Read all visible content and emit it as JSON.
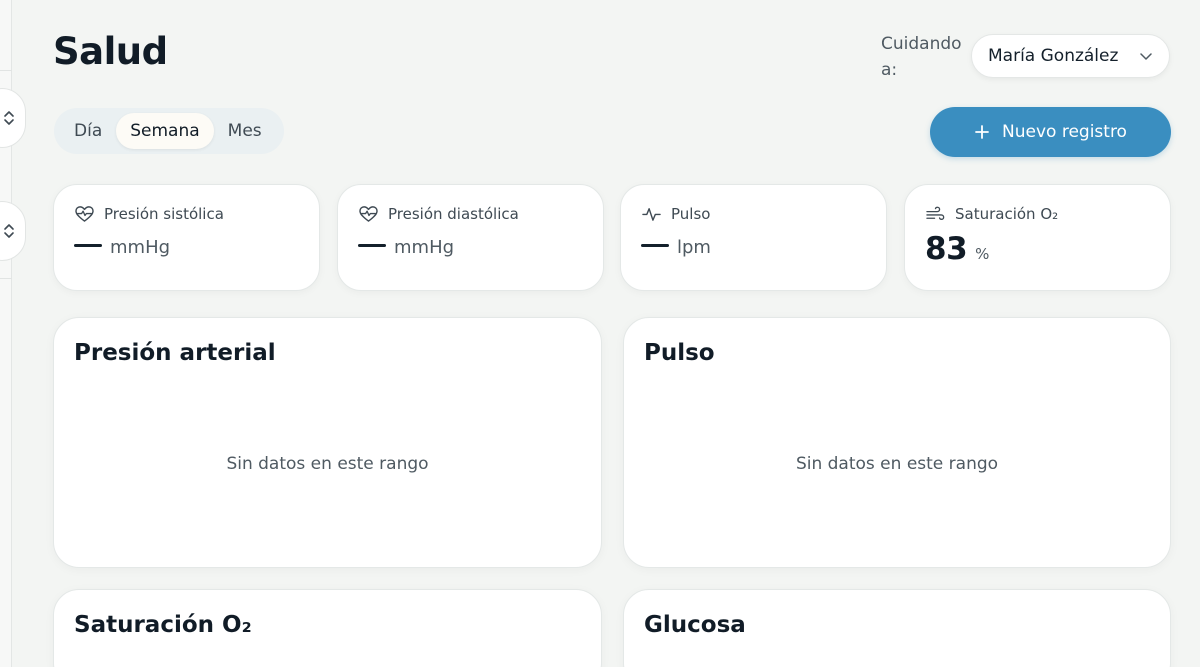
{
  "header": {
    "title": "Salud",
    "caring_label": "Cuidando a:",
    "selected_person": "María González"
  },
  "range_tabs": [
    {
      "label": "Día",
      "active": false
    },
    {
      "label": "Semana",
      "active": true
    },
    {
      "label": "Mes",
      "active": false
    }
  ],
  "new_record_label": "Nuevo registro",
  "stats": {
    "systolic": {
      "label": "Presión sistólica",
      "unit": "mmHg",
      "icon": "heart-pulse-icon"
    },
    "diastolic": {
      "label": "Presión diastólica",
      "unit": "mmHg",
      "icon": "heart-pulse-icon"
    },
    "pulse": {
      "label": "Pulso",
      "unit": "lpm",
      "icon": "activity-icon"
    },
    "saturation": {
      "label": "Saturación O₂",
      "value": "83",
      "unit": "%",
      "icon": "wind-icon"
    }
  },
  "cards": {
    "blood_pressure": {
      "title": "Presión arterial",
      "empty": "Sin datos en este rango"
    },
    "pulse": {
      "title": "Pulso",
      "empty": "Sin datos en este rango"
    },
    "saturation": {
      "title": "Saturación O₂"
    },
    "glucose": {
      "title": "Glucosa"
    }
  },
  "colors": {
    "accent": "#3a8ec0",
    "background": "#f3f5f3",
    "text": "#14202b"
  }
}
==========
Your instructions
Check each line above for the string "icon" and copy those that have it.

Exercise solution
      "icon": "heart-pulse-icon"
      "icon": "heart-pulse-icon"
      "icon": "activity-icon"
      "icon": "wind-icon"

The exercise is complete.